Aim of the exercise:
Print the entries below again exactly as they stand, but skip any picture.

--- Available data ---

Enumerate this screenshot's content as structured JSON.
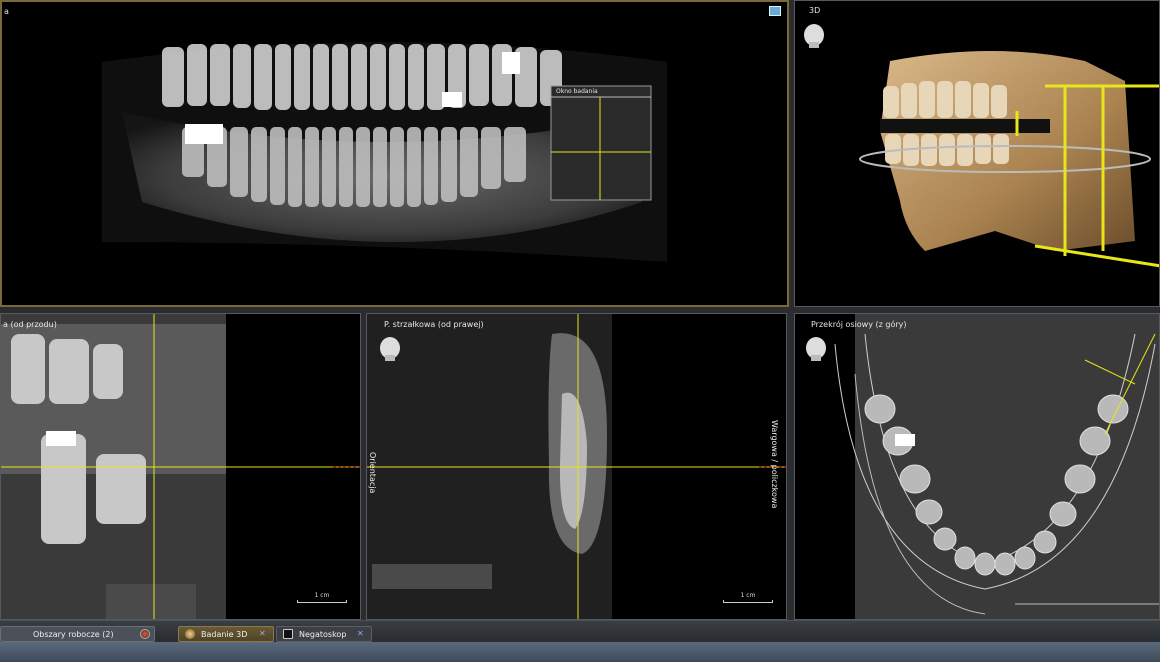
{
  "panes": {
    "panoramic": {
      "title": "a",
      "inset_label": "Okno badania"
    },
    "view3d": {
      "title": "3D"
    },
    "frontal": {
      "title": "a (od przodu)"
    },
    "sagittal": {
      "title": "P. strzałkowa (od prawej)",
      "left_orientation": "Orientacja",
      "right_orientation": "Wargowa / policzkowa",
      "scale_label": "1 cm"
    },
    "axial": {
      "title": "Przekrój osiowy (z góry)"
    },
    "frontal_scale_label": "1 cm"
  },
  "taskbar": {
    "workspace_label": "Obszary robocze (2)",
    "tabs": [
      {
        "label": "Badanie 3D",
        "active": true
      },
      {
        "label": "Negatoskop",
        "active": false
      }
    ]
  },
  "colors": {
    "crosshair": "#e6e61a",
    "active_border": "#7b6a38",
    "bone": "#b89060"
  }
}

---

Answer section:
Enumerate this screenshot's content as structured JSON.
{
  "panes": {
    "panoramic": {
      "title": "a",
      "inset_label": "Okno badania"
    },
    "view3d": {
      "title": "3D"
    },
    "frontal": {
      "title": "a (od przodu)"
    },
    "sagittal": {
      "title": "P. strzałkowa (od prawej)",
      "left_orientation": "Orientacja",
      "right_orientation": "Wargowa / policzkowa",
      "scale_label": "1 cm"
    },
    "axial": {
      "title": "Przekrój osiowy (z góry)"
    },
    "frontal_scale_label": "1 cm"
  },
  "taskbar": {
    "workspace_label": "Obszary robocze (2)",
    "tabs": [
      {
        "label": "Badanie 3D",
        "active": true
      },
      {
        "label": "Negatoskop",
        "active": false
      }
    ]
  },
  "colors": {
    "crosshair": "#e6e61a",
    "active_border": "#7b6a38",
    "bone": "#b89060"
  }
}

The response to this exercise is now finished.